Left Hand was established in 1993 by Massimo Osti, the founding father of C.P. Company, Stone Island and a number of others.
Many view Left Hand as the brand that allowed Osti to fully express himself and everything he’d been working on up until that point. By 1993, Osti had accrued 20 years of design experience and had invented new and innovative materials.
His ‘garment dyeing’, has become an industry-changing technique that is utilised as a standard to this day, which at the time was both economical and design-forward, and resulted in the tone rich textural basis that many of his brands have become synonymous with.
Throughout the 80s, Osti built on garment dyeing by fusing it with stone washing and a variety of other product development techniques, introducing Tela Stella, which was reminiscent of military tarpaulin and also Raso Gommato and his pioneering military influences in a fashion setting, provided the basis for modern-day functionalism.
By 1987, Osti invented a variety of treatment methods that bolstered wool and flax with rubber to create waterproof foundations, and added sought-after levels of distress and feel to the garment’s bodies.
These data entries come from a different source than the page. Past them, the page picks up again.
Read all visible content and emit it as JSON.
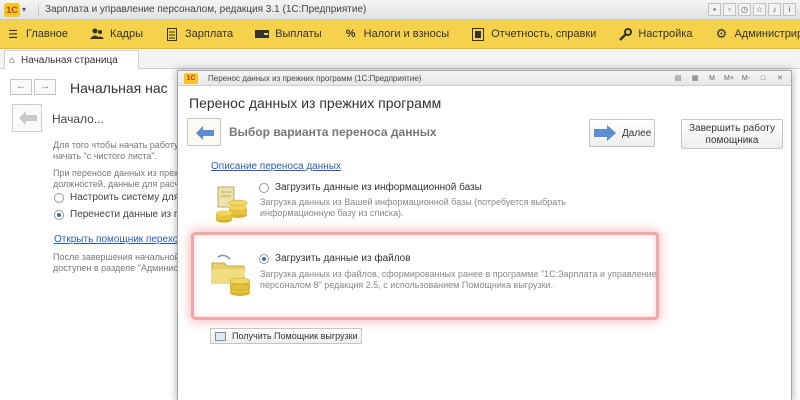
{
  "window": {
    "title": "Зарплата и управление персоналом, редакция 3.1 (1С:Предприятие)",
    "logo_text": "1С"
  },
  "menu": {
    "items": [
      {
        "label": "Главное",
        "icon": "hamburger-icon"
      },
      {
        "label": "Кадры",
        "icon": "people-icon"
      },
      {
        "label": "Зарплата",
        "icon": "document-icon"
      },
      {
        "label": "Выплаты",
        "icon": "wallet-icon"
      },
      {
        "label": "Налоги и взносы",
        "icon": "percent-icon"
      },
      {
        "label": "Отчетность, справки",
        "icon": "report-icon"
      },
      {
        "label": "Настройка",
        "icon": "wrench-icon"
      },
      {
        "label": "Администрирование",
        "icon": "gear-icon"
      }
    ]
  },
  "tabs": {
    "home": "Начальная страница"
  },
  "background": {
    "title": "Начальная нас",
    "subtitle": "Начало...",
    "text1_line1": "Для того чтобы начать работу с",
    "text1_line2": "начать \"с чистого листа\".",
    "text2_line1": "При переносе данных из преж",
    "text2_line2": "должностей, данные для расче",
    "radio1": "Настроить систему для раб",
    "radio2": "Перенести данные из преж",
    "link": "Открыть помощник перехода с",
    "text3_line1": "После завершения начальной",
    "text3_line2": "доступен в разделе \"Админист"
  },
  "dialog": {
    "window_title": "Перенос данных из прежних программ  (1С:Предприятие)",
    "logo_text": "1С",
    "title": "Перенос данных из прежних программ",
    "section_title": "Выбор варианта переноса данных",
    "next_label": "Далее",
    "finish_line1": "Завершить работу",
    "finish_line2": "помощника",
    "description_link": "Описание переноса данных",
    "option1": {
      "label": "Загрузить данные из информационной базы",
      "desc_line1": "Загрузка данных из Вашей информационной базы (потребуется выбрать",
      "desc_line2": "информационную базу из списка)."
    },
    "option2": {
      "label": "Загрузить данные из файлов",
      "desc_line1": "Загрузка данных из файлов, сформированных ранее в программе \"1С:Зарплата и управление",
      "desc_line2": "персоналом 8\" редакция 2.5, с использованием Помощника выгрузки."
    },
    "get_helper_label": "Получить Помощник выгрузки",
    "tools": [
      "M",
      "M+",
      "M-"
    ]
  },
  "colors": {
    "menubar": "#f6d24a",
    "link": "#2a5db0",
    "highlight": "#f0a8a8"
  }
}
In the same year, Osti invented ‘brushed wool’, a way of manipulating wool while keeping it breathable and insulating. Again, like garment dyeing, the practice is now an industry standard.
By the time Osti founded Left Hand, he had the entire design world looking to him for advice and inspiration. Osti launched Left Hand with the Allegri Company, a design agency he had previously worked with during the creation of Tela Stella and Raso Gommato.
Left Hand’s first 1993 collection debuted two new materials, the first was Micro, a nylon that was produced by using an advanced pressing technique traditionally used in paper manufacturing. It resulted in a thin microfibre layer that maintained breathability and durability despite being paper-thin.
The second material was Thermojoint, a lightweight cotton with a PVC base that resulted in a highly durable, 100% waterproof and nuclear radiation-resistant material. Osti’s developments around this time transcended the sportswear ideas he set out with and brought the idea of clothing as protection to the forefront.
Aside from revolutionary materials, Left Hand’s design aesthetic utilised more tonal branding, creating a place for the designs to stand out on their own. Design details included angled velcro phone pockets, fold away hoods, unique zip placement and hidden pockets that defined Left Hand’s output.